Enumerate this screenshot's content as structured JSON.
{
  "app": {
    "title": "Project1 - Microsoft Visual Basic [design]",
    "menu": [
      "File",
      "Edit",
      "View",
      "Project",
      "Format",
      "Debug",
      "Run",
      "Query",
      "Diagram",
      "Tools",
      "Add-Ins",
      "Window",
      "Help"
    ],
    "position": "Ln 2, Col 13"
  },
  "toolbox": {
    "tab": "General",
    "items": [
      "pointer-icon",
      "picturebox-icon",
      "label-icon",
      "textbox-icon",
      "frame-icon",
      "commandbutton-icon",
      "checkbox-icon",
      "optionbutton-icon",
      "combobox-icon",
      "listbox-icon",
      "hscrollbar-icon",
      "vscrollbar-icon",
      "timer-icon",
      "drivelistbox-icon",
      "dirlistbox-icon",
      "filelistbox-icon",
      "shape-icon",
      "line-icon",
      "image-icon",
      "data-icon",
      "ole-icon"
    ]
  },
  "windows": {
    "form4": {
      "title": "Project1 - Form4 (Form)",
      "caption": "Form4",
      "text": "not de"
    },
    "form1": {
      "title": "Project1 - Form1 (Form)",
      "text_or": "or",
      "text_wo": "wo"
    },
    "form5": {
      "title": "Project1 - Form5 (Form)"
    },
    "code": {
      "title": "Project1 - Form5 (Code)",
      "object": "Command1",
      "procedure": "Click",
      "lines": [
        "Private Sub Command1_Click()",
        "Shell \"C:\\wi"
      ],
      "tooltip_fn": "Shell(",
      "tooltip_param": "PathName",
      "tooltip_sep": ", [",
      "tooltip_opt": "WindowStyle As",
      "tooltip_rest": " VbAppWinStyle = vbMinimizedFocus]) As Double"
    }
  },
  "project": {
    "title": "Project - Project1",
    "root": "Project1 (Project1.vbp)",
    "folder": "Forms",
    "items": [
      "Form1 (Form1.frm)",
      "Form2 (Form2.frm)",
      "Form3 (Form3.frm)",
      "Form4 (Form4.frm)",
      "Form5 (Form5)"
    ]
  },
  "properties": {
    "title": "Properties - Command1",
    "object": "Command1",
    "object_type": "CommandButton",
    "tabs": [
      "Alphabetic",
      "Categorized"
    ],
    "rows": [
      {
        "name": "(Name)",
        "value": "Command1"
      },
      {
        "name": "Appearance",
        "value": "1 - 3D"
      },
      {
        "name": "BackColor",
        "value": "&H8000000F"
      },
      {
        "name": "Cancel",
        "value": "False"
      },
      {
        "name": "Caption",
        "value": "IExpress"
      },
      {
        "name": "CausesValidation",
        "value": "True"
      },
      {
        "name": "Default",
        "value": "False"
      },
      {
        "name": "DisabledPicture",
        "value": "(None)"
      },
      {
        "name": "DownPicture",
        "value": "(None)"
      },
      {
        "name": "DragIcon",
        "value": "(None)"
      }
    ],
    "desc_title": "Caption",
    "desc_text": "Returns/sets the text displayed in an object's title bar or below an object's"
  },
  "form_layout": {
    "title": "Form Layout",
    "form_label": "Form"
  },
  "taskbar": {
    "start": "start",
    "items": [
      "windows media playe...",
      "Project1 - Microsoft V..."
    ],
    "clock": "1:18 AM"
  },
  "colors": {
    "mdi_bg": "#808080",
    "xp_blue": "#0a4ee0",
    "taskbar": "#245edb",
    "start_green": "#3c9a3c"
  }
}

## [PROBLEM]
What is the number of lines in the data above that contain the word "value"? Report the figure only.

## [ANSWER BOX]
10